Manual Material Handling Tips For The Workplace

Posted on: Dec 27, 2014 by: mike

Does your workplace promote safe manual material handling practices? Failing to address the physical needs of employees can take its toll on businesses in numerous ways. When workers are exposed to awkward conditions and/or repetitive motions, there's a greater chance of injury. And when an injury occurs on the job, the employer is responsible for paying worker's compensation.

Of course, failing to implement proper manual material handling practices can also lower a business's productivity. Even if the workers don't suffer a debilitating injury or disorder, their productivity can be negatively impacted, which subsequently affects the business's productivity. This is why it's important for business owners to familiarize themselves with the safe practices of manual material handling.
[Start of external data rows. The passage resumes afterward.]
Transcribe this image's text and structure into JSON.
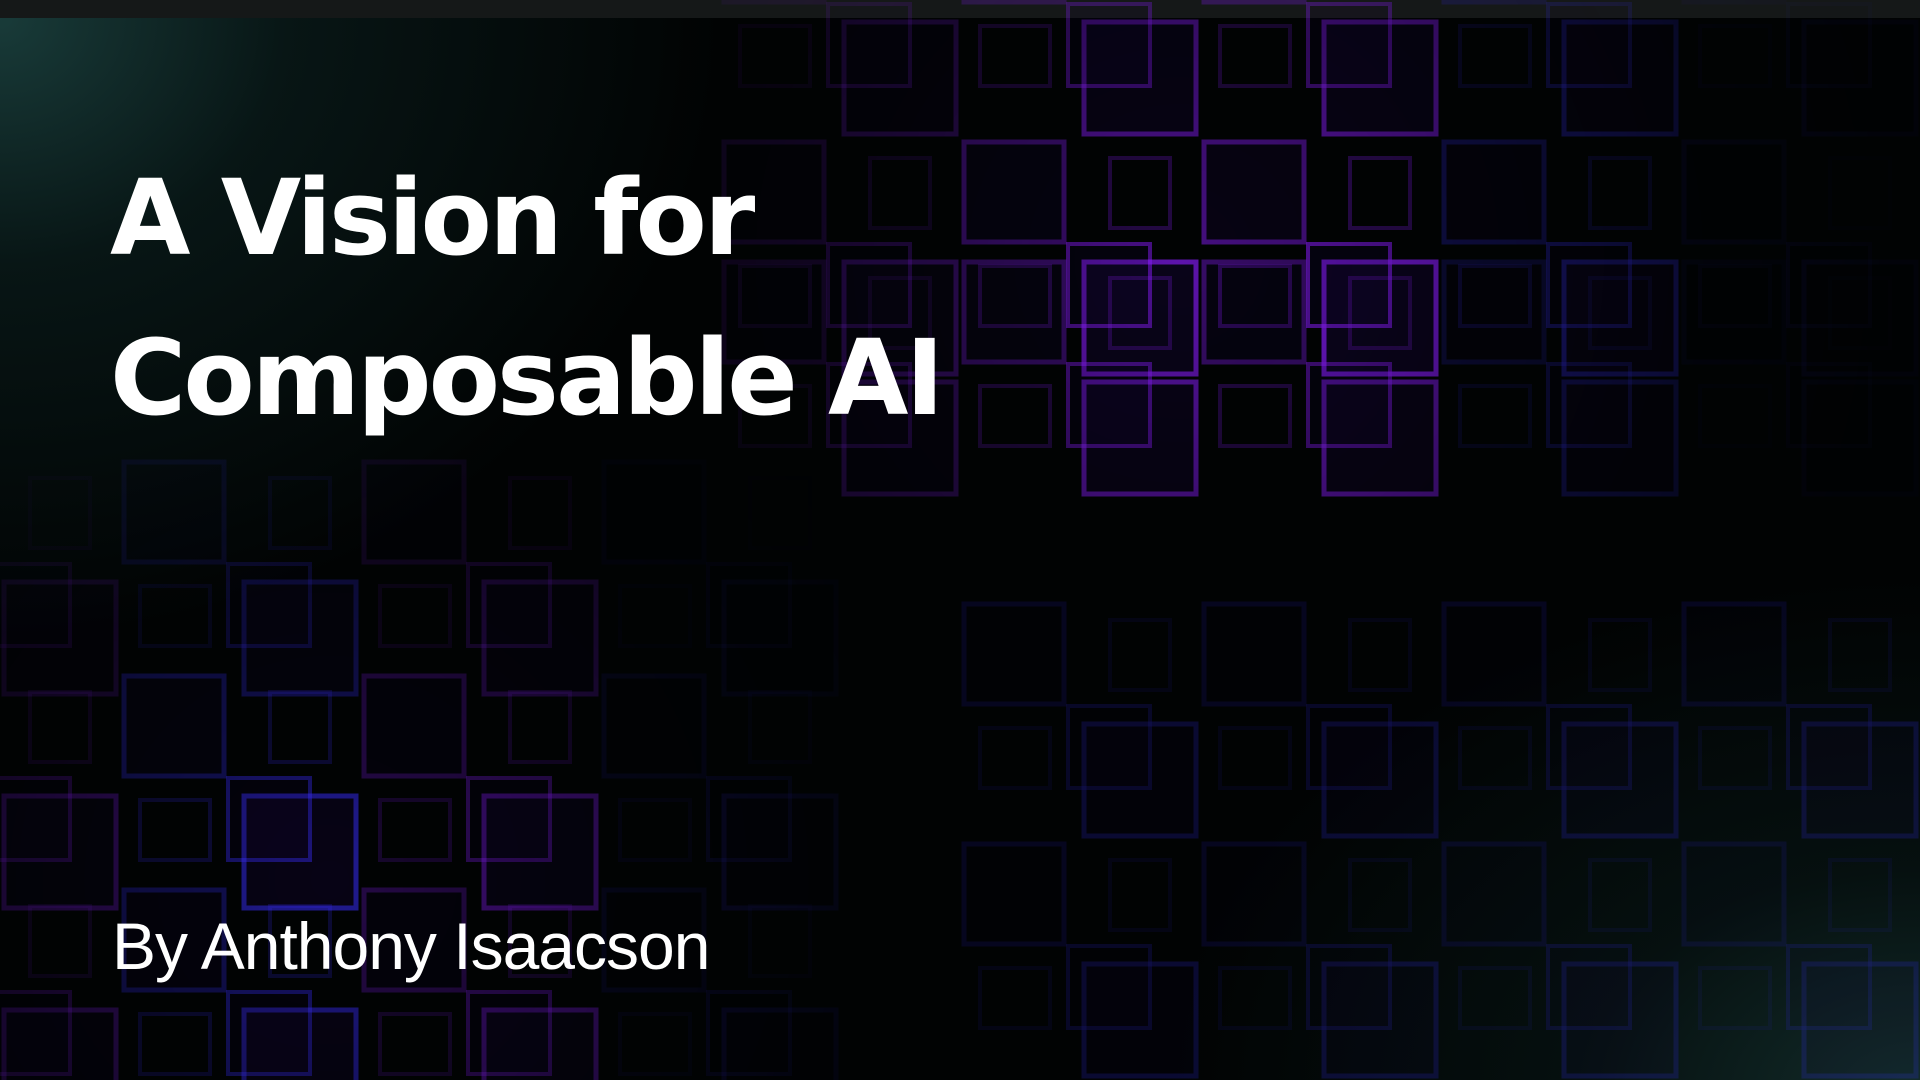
{
  "slide": {
    "title_line1": "A Vision for",
    "title_line2": "Composable AI",
    "author": "By Anthony Isaacson"
  },
  "theme": {
    "background": "#000000",
    "text_color": "#ffffff",
    "accent_purple": "#8a1cff",
    "accent_blue": "#3a2dff",
    "glow_teal": "#1a3e3c"
  }
}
Let's first go over the basic definition of “manual material handling.” The U.S. Department of Labor defines the term “handling” as “Seizing, holding, grasping, turning, or otherwise working with the hands.” Of course, “manually” refers to using one's own body to perform the action rather than machine. The most basic example of manual material handling in the workplace is a worker lifting a box. Another example would be postal workers sorting mail.

According to the Centers For Disease Control and Prevention (CDC), there are primary types or ergonomics which can be used to improve manual material handling practices: engineering improvements and administrative improvements. Engineering improvements involves rearranging and/or redesigning workstations so they are better suited to meet the needs of the worker.

Administrative improvements, on the other, focus on the observation of workers and their respective jobs to determine what types of improvements can be made. After observing/analyzing a workstation, an employer may decide to eliminate repetitious tasks, create mandatory breaks for workers, adjust workers' schedules, and move workers around so they aren't stuck in workstations that stress the same parts of the body.

See below for more ways to improve manual material handling in the workplace:

  • Gain feedback from workers to determine which workstations are problematic.
  • Encourage safe-lifting practices by guiding workers on the proper way to lift.
  • When possible, avoid unnecessary lifting/lowering of products to or from the floor.
  • Encourage teams of workers to lift heavy objects.
  • Consider placing fewer items in containers to lower their weight.
  • Containers should be packaged so the weight of its contents will remain stable and not shift during transport.
  • Talk with an ergonomics expert for more advice on how to promote safe manual material handling in the workplace.